PM Modi with Maldives President Ibrahim Mohamed Solih. Photograph:( Twitter )
With Male returning to its pro-India stance, India has, in diplomatic terms, beaten China in an election in the Maldives. But the win will have to be followed up with deft action.
For a country still reeling from the aftermath of the recent assembly election results, this may be easy to miss: an election India won outside its borders.
While Indian political leaders were busy criss-crossing states for poll yatras, the prime minister was attending a swearing-in ceremony outside the country — the only one he'd not visited in the neighbourhood in the four years he'd been in office. (And that's saying a lot for a man accused of spending more time globe-trotting than governing.) In November, in the thick of election season, Prime Minister Narendra Modi witnessed Ibrahim Mohammed Solih take oath as the president of the Maldives. In diplomatic terms — India had beaten China in an election in Male. Not many expected this win, but most welcomed it.
It was hardly surprising then that President Solih's first foreign visit was to India. Today, in a string of meetings, India and the Maldives have pressed the reset button to revive a relationship that was being ruined by Chinese money. India has promised more than a billion dollars in aid. Bilateral pacts have been signed. But this visit is as significant in bilateral terms, as for its larger geopolitical impact.
All business, including business of the political kind, is driven by money. Asia needs a lot of it, $26 trillion dollars according to one estimate. That's how much this region needs for investment in highways, railways and other infrastructure projects. The big moneybags is Beijing. It splurges in the garb of being a benign harbinger of development. It extracts market access and strategic influence in return. It's what we call China's debt diplomacy.
But history is no mean player in geopolitics. India has been an unofficial security guarantor to smaller neighbours in the Indian ocean. Island states like Mauritius, the Maldives and Seychelles depend on New Delhi for military training and equipment. India has the access China desires. These countries sit on key sea routes. Hence the tug of war between New Delhi and Beijing.
As China launched a charm offensive with its Belt and Road Initiative, most of India's neighbours were awed by its cash. They began slipping into China's orbit. India worried about this "policy of encirclement" but it did not have money to match China's. It used diplomatic dexterity. China's aggression played in India's favour too. Country after country began seeing through the plot. Chinese influence became a domestic political issue. From Malaysia to Sri Lanka to the Maldives, the political players changed on the promise of containing China.
For India, it's an opportunity worth converting. But Delhi's record on delivery is hardly inspiring. Plus, many of these countries with their crushing burden of debt are too far gone in China's fold to fully exit. For the Maldives alone, its debt to China is equivalent to 20 per cent of its GDP. There is an unspecified number of islands leased to China for building tourist resorts.
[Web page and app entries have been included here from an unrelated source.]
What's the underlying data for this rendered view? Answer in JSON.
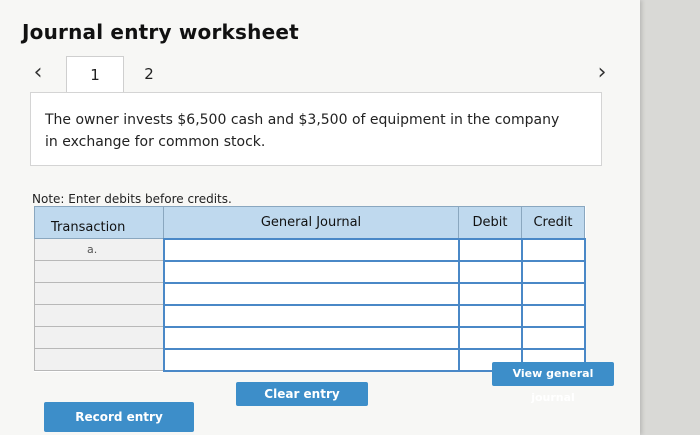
{
  "worksheet": {
    "title": "Journal entry worksheet",
    "nav": {
      "prev_icon": "chevron-left-icon",
      "next_icon": "chevron-right-icon"
    },
    "tabs": [
      {
        "label": "1",
        "active": true
      },
      {
        "label": "2",
        "active": false
      }
    ],
    "prompt": "The owner invests $6,500 cash and $3,500 of equipment in the company in exchange for common stock.",
    "note": "Note: Enter debits before credits."
  },
  "journal": {
    "headers": {
      "transaction": "Transaction",
      "general_journal": "General Journal",
      "debit": "Debit",
      "credit": "Credit"
    },
    "rows": [
      {
        "transaction": "a."
      },
      {
        "transaction": ""
      },
      {
        "transaction": ""
      },
      {
        "transaction": ""
      },
      {
        "transaction": ""
      },
      {
        "transaction": ""
      }
    ]
  },
  "buttons": {
    "record": "Record entry",
    "clear": "Clear entry",
    "view": "View general journal"
  },
  "colors": {
    "header_bg": "#bfd9ee",
    "button_bg": "#3d8ec9",
    "input_border": "#4a88c7"
  }
}
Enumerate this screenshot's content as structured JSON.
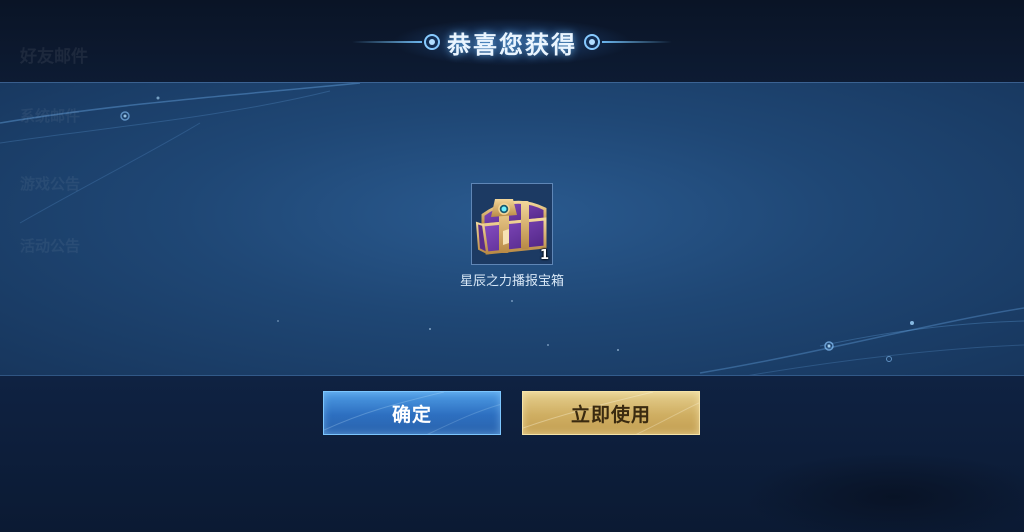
{
  "background": {
    "ghost_menu": [
      "好友邮件",
      "系统邮件",
      "游戏公告",
      "活动公告"
    ]
  },
  "title": "恭喜您获得",
  "reward": {
    "icon": "treasure-chest-icon",
    "count": "1",
    "name": "星辰之力播报宝箱"
  },
  "buttons": {
    "confirm": "确定",
    "use_now": "立即使用"
  },
  "colors": {
    "title_glow": "#6ebeff",
    "confirm_button": "#3a82d2",
    "use_button": "#d2b468"
  }
}
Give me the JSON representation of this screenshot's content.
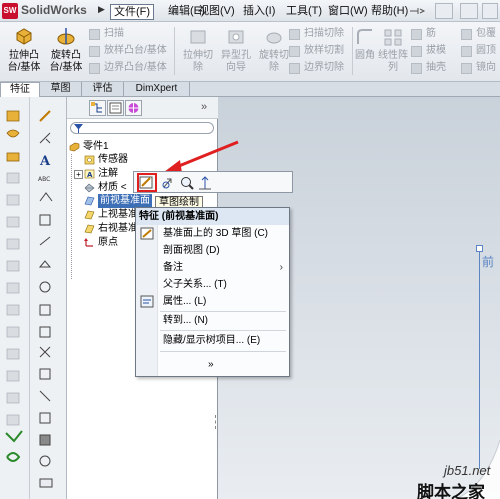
{
  "app": {
    "logo_text": "SolidWorks",
    "logo_mark": "SW"
  },
  "menu": {
    "items": [
      "文件(F)",
      "编辑(E)",
      "视图(V)",
      "插入(I)",
      "工具(T)",
      "窗口(W)",
      "帮助(H)"
    ]
  },
  "ribbon": {
    "extrude_boss": "拉伸凸\n台/基体",
    "revolve_boss": "旋转凸\n台/基体",
    "sweep": "扫描",
    "loft_boss": "放样凸台/基体",
    "boundary_boss": "边界凸台/基体",
    "extrude_cut": "拉伸切\n除",
    "hole_wizard": "异型孔\n向导",
    "revolve_cut": "旋转切\n除",
    "swept_cut": "扫描切除",
    "lofted_cut": "放样切割",
    "boundary_cut": "边界切除",
    "fillet": "圆角",
    "linear_pattern": "线性阵\n列",
    "rib": "筋",
    "draft": "拔模",
    "shell": "抽壳",
    "wrap": "包覆",
    "dome": "圆顶",
    "mirror": "镜向"
  },
  "tabs": [
    "特征",
    "草图",
    "评估",
    "DimXpert"
  ],
  "tree": {
    "items": [
      {
        "label": "零件1"
      },
      {
        "label": "传感器"
      },
      {
        "label": "注解"
      },
      {
        "label": "材质 <"
      },
      {
        "label": "前视基准面"
      },
      {
        "label": "上视基准"
      },
      {
        "label": "右视基准"
      },
      {
        "label": "原点"
      }
    ]
  },
  "context_toolbar": {
    "tooltip": "草图绘制"
  },
  "context_menu": {
    "header": "特征 (前视基准面)",
    "items": [
      {
        "label": "基准面上的 3D 草图 (C)"
      },
      {
        "label": "剖面视图 (D)"
      },
      {
        "label": "备注",
        "arrow": "›"
      },
      {
        "label": "父子关系... (T)"
      },
      {
        "label": "属性... (L)"
      },
      {
        "label": "转到... (N)"
      },
      {
        "label": "隐藏/显示树项目... (E)"
      },
      {
        "label": "»"
      }
    ]
  },
  "graphics": {
    "plane_label": "前"
  },
  "watermark": {
    "url": "jb51.net",
    "cn": "脚本之家"
  },
  "colors": {
    "accent": "#3d6fb6",
    "highlight_red": "#e02020"
  }
}
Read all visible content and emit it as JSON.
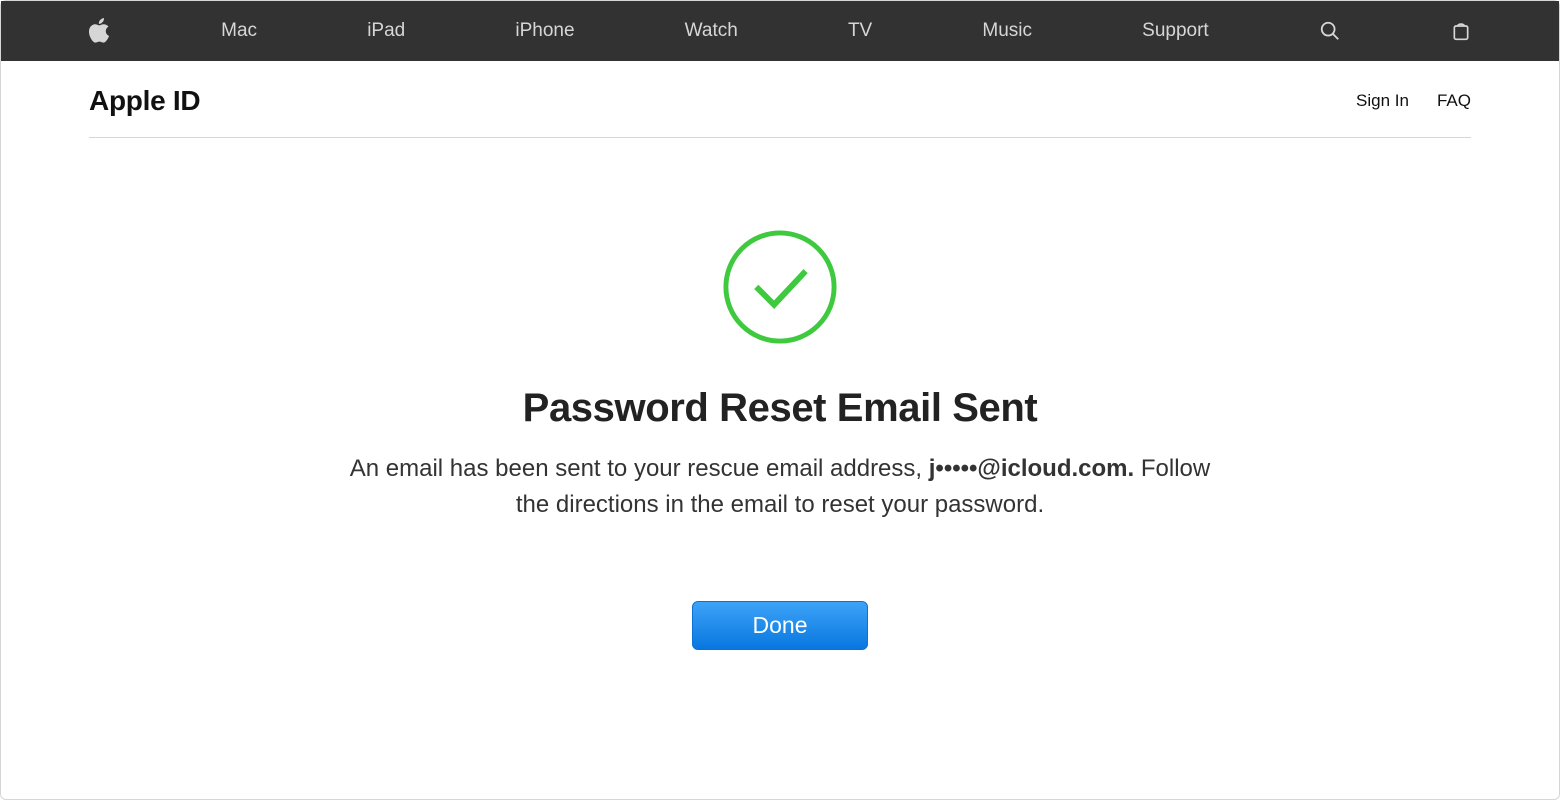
{
  "globalNav": {
    "items": [
      "Mac",
      "iPad",
      "iPhone",
      "Watch",
      "TV",
      "Music",
      "Support"
    ]
  },
  "subHeader": {
    "title": "Apple ID",
    "links": [
      "Sign In",
      "FAQ"
    ]
  },
  "main": {
    "heading": "Password Reset Email Sent",
    "bodyPrefix": "An email has been sent to your rescue email address, ",
    "email": "j•••••@icloud.com.",
    "bodySuffix": " Follow the directions in the email to reset your password.",
    "doneLabel": "Done"
  },
  "colors": {
    "navBg": "#323232",
    "successGreen": "#3ec93e",
    "buttonBlue": "#1a8ef0"
  }
}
There's a free trade agreement that has helped spike Chinese imports to 18 per cent. There's no clarity on how much money the government owes to Beijing.
This is a test for President Solih. This is also a test for India. It must deliver on promises. Prime Minister Modi's diplomacy will have to be followed up with deft action.